By Cam Fortems
Kamloops This Week
Calling shooting of a bull moose “brazen,” a provincial court judge Thursday found one of two men guilty of illegally killing and abandoning the animal.
Xin Xiao was found guilty after trial of illegal hunting out of season, possession of an animal and abandoning the bull moose at the side of a logging road in the Nicola Valley in October 2013.
He was fined about $8,500, with $4,000 of that going to the provincial Habitat Conservation Trust Fund.
“I don’t believe a third party killed the moose and Mr. Xiao came upon the moose and decided to take it,” judge Chris Cleaveley said in his decision.
Cleaveley ruled Xiao said “yeah” to another hunter when asked him if he killed the bull moose.
That hunter, Kyle Carusi, testified at the trial.
Both Xiao, represented by defence lawyer Kevin Walker, and co-accused Wei Li, defended by Fred Kaatz, used an interpreter during the trial and did not testify themselves.
Cleaveley found the Crown did not have enough evidence to convict Li of the same three offences, nor of hunting without a special licence needed for a non-resident.
The Crown’s case was built on circumstantial evidence.
Two deer hunters who came across a dead bull moose at the side of the road testified when they returned to the same logging road later, they saw two Asian men with a Ford Raptor truck backed up to the moose.
Carusi said they appeared to be using a winch to get the moose — not yet field dressed or gutted — into the truck.
A surveillance camera at a gas station in Merritt recorded Xiao and Li the morning before the moose was found.
Food and gas receipts from Merritt the day before were also found inside the Ford pickup.
During trial, Carusi testified the two men beside the moose immediately stopped as he and his father rolled up in their pickup.
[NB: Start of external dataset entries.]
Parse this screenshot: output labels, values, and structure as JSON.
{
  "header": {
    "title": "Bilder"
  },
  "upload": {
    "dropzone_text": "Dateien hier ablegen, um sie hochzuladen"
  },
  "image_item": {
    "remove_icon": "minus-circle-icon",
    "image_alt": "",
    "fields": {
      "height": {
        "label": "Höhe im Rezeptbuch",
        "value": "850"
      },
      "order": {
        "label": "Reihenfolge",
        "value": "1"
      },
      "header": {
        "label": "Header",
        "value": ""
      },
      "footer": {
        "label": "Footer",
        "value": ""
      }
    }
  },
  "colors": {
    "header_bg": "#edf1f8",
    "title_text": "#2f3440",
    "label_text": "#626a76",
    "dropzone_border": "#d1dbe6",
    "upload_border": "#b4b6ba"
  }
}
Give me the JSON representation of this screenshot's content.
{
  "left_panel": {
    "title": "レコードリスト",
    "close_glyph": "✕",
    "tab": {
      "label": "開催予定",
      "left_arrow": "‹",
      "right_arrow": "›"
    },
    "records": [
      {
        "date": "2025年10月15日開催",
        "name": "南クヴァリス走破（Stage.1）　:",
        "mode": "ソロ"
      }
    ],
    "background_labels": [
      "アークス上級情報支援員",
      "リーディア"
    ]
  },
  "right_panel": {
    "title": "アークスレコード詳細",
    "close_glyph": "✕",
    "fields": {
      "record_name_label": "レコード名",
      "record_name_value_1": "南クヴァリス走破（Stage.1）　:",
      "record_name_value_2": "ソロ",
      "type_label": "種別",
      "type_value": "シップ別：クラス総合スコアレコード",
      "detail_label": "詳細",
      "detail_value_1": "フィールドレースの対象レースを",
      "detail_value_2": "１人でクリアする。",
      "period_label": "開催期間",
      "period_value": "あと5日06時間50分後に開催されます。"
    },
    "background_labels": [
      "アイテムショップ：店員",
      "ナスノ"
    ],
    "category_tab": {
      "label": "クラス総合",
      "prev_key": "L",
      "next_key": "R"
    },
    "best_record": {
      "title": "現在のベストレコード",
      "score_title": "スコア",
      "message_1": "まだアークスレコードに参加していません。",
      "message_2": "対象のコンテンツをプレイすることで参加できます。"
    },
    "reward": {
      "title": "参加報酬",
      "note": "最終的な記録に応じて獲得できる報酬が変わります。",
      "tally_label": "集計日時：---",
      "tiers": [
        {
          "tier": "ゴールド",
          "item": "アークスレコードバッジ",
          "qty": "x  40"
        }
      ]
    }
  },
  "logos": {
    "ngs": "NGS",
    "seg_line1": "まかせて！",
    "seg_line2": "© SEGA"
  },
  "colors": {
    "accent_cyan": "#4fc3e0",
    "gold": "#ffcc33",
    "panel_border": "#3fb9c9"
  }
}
Carusi said the two acted “shifty” while beside the moose.
“It’s reasonable to infer Mr. Xiao and the other man realized they’d been caught red-handed,” Cleaveley said.
Conservation officers tracked the Ford pickup to a Vancouver home.
They seized the truck and a trailer.
Xiao, 49, had a “much stronger connection to the Ford Raptor,” Cleaveley said.
Inside that pickup, registered to a woman from Vancouver, they found Xiao’s Canadian passport, as well as a wallet with his driver’s and hunting licence and credit cards.
Conservation officers used DNA to link the moose to blood found on a jacket in the truck.
Cleaveley found it was Xiao’s jacket.
Following the Wildlife Act charges, the civil forfeiture office applied successfully to have the Ford Raptor sold, with half the $48,000 proceeds going to the Crown.
In addition to the approximately $8,500 in fines, Xiao forfeited two guns found in the truck.
He is also prohibited from hunting for two years.
Walker urged Cleaveley to reduce the fine from the $10,000 requested by the Crown because his client, a building property manager who earns about $40,000 to $50,000 a year, has a limited ability to pay.
Xiao rents an apartment in Burnaby he shares with his wife and child.